The Bitcoin blockchain is currently slow and cumbersome due to the proof of work consensus mechanism it uses, which requires all ledger changes to be shared with all network participants in order to be verified. The Lightning Network solution proposes creating “payment channels” that connect network participants directly to each other, creating transactions that aren’t immediately committed to the blockchain.
Instead, these transactions are recorded by the Lightning Network without finalizing them. Later, the Lightning Network then closes the balances of the channel as a normal transaction on the Bitcoin blockchain. This process dramatically reduces the total amount of messages that need to be sent on the Bitcoin Mainnet.
An elegant element of the Lightning Network solution is that payment channels are linked together. When payment channels are created between network participants, other transactions can be routed through them as well. This creates an extremely fast transaction processing system that can potentially process millions to billions of transactions per second.
This high transactional efficiency also makes transaction fees extremely low. Lightning Network transactions are now being used on the Bitcoin mainnet, with cryptocurrency mobile top-up platform Bitrefill performing a real-world Lightning Network transaction in December 2017. Coinfinity, an Austrian cryptocurrency startup, performed the world’s first Lightning Network transaction through a Bitcoin ATM in February this year.

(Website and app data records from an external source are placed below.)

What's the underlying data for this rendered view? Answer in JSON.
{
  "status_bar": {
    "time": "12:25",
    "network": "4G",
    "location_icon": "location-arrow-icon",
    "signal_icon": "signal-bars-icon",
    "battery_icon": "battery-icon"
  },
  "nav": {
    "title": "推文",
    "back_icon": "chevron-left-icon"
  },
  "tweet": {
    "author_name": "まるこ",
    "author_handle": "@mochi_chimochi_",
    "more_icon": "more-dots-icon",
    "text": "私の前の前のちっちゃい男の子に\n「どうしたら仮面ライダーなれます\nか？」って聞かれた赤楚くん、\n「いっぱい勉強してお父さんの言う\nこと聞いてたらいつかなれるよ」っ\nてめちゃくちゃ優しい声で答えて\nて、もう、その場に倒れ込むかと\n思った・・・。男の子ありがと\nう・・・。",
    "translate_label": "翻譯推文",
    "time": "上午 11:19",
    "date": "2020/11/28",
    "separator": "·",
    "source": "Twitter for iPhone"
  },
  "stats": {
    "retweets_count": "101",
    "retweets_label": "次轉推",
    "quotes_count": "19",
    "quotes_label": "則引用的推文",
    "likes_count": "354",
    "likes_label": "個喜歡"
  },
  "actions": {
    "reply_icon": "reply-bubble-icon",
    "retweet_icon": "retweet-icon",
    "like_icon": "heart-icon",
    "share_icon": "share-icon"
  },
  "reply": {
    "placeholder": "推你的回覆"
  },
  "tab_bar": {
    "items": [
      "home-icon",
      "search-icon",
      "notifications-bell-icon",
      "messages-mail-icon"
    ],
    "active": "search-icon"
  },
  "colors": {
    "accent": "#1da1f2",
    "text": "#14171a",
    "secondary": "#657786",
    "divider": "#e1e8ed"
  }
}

With the Lightning Network currently operating on a separate testnet and a rollout of the scalability layer just around the corner, Bitcoin appears to be about to blow the competition away in terms of sheer transaction speed, at least in the near term… but will the platform-based Distributed Applications and Smart Economy Apps that run on Ethereum and NEO create a large enough ecosystem to have more value in their own right?